Task item:
Each line of the entries that contains the word "title" adds one. Reply with the resulting number only.

Data provided:

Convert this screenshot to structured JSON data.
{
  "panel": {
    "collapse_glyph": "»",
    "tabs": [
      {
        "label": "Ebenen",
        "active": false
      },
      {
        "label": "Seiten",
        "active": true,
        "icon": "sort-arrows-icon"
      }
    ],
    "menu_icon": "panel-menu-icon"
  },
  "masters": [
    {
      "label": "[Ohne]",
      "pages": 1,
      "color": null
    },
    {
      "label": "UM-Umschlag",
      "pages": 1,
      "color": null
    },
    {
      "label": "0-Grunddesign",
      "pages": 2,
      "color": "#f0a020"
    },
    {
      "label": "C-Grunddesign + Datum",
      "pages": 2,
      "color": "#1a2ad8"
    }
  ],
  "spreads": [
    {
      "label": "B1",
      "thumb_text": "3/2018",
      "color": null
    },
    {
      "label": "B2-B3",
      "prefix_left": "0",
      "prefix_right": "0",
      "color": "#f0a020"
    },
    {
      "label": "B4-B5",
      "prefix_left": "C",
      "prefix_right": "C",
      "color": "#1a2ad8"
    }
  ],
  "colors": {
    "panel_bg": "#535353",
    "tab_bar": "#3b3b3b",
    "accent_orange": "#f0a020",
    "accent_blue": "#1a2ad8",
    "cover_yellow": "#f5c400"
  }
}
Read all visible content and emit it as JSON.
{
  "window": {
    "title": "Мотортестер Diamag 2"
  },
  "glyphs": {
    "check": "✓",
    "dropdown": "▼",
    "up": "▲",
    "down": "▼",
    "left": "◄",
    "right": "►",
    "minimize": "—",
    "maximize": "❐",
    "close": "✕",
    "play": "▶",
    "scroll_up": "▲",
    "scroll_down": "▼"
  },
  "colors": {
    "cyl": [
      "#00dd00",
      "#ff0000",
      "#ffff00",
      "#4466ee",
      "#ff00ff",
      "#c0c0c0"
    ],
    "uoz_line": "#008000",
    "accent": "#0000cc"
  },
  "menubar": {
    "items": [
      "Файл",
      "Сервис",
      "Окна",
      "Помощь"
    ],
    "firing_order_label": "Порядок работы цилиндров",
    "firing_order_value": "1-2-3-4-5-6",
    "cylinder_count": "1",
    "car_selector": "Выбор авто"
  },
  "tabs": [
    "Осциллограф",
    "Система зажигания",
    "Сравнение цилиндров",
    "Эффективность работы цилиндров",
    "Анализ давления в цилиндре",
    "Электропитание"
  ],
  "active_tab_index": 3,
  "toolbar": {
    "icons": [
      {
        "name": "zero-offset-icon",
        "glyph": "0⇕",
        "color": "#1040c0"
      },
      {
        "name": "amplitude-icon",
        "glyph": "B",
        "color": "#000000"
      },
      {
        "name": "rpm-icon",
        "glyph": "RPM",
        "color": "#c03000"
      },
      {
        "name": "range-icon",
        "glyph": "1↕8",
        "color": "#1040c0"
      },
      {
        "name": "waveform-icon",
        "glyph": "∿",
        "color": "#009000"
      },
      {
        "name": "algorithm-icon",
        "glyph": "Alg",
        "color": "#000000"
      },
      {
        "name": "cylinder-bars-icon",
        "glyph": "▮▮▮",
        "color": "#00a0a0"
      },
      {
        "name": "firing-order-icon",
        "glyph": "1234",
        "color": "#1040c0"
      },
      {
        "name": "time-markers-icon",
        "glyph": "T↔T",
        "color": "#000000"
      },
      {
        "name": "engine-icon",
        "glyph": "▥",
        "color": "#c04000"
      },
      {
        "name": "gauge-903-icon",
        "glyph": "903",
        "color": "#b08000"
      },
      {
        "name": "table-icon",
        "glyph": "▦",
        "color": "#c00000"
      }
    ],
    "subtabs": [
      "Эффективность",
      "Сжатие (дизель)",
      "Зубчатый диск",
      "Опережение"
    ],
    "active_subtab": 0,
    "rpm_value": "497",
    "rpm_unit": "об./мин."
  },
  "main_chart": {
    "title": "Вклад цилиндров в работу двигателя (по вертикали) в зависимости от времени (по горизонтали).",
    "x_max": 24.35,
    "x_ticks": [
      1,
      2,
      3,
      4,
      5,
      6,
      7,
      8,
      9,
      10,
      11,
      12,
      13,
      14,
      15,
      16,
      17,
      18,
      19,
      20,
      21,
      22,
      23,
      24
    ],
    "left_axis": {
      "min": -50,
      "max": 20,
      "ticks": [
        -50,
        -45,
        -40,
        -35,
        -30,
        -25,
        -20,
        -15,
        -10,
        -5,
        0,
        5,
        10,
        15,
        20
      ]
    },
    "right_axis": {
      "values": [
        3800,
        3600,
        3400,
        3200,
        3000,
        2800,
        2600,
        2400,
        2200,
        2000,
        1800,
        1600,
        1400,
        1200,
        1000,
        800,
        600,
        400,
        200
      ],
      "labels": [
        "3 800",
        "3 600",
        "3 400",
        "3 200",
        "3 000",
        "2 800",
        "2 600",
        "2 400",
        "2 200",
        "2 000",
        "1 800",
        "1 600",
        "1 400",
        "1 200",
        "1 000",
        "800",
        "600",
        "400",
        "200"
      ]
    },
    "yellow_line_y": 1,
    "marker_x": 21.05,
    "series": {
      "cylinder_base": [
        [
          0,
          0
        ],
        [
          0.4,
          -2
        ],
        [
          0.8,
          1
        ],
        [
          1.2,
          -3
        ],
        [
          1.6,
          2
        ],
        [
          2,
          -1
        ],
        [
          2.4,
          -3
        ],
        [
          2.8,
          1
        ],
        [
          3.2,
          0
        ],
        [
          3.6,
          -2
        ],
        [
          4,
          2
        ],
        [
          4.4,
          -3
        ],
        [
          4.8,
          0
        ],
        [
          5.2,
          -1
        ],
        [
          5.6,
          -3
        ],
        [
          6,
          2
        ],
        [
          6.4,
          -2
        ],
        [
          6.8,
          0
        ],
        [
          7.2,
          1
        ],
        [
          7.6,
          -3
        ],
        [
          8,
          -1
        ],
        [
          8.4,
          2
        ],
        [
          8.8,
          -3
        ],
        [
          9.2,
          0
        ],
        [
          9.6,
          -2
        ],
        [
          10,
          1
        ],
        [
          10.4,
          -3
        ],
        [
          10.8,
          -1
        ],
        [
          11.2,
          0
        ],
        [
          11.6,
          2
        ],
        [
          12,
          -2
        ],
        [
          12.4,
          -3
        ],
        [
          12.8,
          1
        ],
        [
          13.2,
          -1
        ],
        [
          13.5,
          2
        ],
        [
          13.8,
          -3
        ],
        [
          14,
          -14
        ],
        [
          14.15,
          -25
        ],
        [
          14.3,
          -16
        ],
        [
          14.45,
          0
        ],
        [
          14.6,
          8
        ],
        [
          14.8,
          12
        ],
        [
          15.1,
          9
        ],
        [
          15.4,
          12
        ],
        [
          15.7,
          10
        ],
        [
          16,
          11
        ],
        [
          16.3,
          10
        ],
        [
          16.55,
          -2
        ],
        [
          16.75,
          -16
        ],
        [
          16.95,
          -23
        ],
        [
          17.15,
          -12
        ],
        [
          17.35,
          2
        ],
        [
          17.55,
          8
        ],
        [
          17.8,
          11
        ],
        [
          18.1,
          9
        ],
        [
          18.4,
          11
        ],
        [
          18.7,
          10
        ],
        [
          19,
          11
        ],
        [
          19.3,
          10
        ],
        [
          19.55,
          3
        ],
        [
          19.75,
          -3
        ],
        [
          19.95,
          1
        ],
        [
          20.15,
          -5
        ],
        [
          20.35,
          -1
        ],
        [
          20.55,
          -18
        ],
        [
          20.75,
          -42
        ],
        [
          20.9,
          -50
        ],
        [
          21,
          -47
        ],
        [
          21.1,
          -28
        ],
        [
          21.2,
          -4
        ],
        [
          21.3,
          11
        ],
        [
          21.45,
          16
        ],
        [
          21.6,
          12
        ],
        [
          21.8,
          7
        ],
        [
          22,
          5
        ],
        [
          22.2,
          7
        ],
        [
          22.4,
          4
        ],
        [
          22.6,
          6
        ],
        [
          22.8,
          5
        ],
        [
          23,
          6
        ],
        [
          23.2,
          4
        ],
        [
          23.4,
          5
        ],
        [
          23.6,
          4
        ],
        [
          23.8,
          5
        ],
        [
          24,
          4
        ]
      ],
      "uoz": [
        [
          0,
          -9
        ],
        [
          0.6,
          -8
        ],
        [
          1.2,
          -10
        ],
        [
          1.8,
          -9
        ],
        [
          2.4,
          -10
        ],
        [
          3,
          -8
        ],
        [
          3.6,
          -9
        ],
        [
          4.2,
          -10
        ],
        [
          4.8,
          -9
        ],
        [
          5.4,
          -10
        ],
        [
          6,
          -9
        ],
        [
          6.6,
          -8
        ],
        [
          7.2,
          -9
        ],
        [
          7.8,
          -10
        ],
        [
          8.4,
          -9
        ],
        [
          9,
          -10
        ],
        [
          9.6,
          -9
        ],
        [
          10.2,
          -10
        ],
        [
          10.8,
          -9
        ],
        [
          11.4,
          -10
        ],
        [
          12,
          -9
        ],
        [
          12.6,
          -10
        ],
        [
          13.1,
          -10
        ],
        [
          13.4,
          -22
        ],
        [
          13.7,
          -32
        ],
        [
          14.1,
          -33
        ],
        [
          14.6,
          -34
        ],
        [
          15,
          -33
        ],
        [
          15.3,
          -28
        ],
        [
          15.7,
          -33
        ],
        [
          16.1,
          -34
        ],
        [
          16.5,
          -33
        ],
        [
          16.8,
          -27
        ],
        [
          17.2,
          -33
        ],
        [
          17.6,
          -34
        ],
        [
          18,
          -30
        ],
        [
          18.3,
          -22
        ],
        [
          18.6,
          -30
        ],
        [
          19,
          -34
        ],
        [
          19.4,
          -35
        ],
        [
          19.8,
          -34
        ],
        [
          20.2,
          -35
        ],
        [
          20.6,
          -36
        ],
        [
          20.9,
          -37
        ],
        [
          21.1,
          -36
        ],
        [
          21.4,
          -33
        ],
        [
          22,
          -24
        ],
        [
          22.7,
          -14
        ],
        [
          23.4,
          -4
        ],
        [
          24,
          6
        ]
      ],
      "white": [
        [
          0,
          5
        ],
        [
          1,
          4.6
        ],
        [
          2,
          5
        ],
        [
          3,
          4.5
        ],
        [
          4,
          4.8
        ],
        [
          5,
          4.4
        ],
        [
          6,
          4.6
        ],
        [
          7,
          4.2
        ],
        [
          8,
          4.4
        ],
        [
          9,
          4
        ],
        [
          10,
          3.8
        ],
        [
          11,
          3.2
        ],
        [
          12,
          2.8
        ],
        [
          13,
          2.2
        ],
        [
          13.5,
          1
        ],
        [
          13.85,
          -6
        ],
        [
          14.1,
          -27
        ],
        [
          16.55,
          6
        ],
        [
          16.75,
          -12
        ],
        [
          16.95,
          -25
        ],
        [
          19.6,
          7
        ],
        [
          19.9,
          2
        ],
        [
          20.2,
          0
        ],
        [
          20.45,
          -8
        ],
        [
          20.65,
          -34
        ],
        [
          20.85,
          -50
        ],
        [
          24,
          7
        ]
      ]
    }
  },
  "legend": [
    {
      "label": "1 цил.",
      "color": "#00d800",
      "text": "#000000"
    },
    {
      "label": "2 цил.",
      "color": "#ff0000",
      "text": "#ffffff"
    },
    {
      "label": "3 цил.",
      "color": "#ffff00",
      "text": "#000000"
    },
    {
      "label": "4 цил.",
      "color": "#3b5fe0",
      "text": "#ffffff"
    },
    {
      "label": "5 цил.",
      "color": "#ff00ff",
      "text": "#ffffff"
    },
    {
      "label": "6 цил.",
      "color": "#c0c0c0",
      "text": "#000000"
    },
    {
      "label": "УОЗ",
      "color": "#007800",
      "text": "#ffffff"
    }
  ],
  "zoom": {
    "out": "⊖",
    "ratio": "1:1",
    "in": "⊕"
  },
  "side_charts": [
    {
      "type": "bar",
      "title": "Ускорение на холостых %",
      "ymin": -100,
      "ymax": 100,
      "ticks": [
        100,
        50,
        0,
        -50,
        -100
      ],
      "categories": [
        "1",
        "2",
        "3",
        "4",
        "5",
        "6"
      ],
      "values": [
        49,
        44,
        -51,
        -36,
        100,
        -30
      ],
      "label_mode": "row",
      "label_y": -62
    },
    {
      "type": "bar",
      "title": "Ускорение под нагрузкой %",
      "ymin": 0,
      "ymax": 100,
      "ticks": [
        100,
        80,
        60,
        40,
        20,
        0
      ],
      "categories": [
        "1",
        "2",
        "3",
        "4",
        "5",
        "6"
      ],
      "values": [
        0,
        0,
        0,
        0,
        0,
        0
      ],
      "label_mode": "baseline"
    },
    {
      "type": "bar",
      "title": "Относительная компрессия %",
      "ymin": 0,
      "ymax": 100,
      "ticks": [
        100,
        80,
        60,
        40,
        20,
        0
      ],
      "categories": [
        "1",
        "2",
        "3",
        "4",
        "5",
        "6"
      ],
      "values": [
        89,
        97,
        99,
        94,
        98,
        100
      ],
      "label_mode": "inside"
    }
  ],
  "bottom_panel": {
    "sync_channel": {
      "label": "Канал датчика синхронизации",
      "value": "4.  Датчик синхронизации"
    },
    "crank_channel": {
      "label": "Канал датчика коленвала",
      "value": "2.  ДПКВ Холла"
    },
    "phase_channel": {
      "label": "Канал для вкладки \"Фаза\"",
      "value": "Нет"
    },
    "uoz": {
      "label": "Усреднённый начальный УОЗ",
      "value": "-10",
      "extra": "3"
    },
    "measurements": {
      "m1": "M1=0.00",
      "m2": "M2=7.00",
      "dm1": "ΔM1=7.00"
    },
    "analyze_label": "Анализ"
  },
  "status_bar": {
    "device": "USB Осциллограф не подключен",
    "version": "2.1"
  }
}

Solution below:
5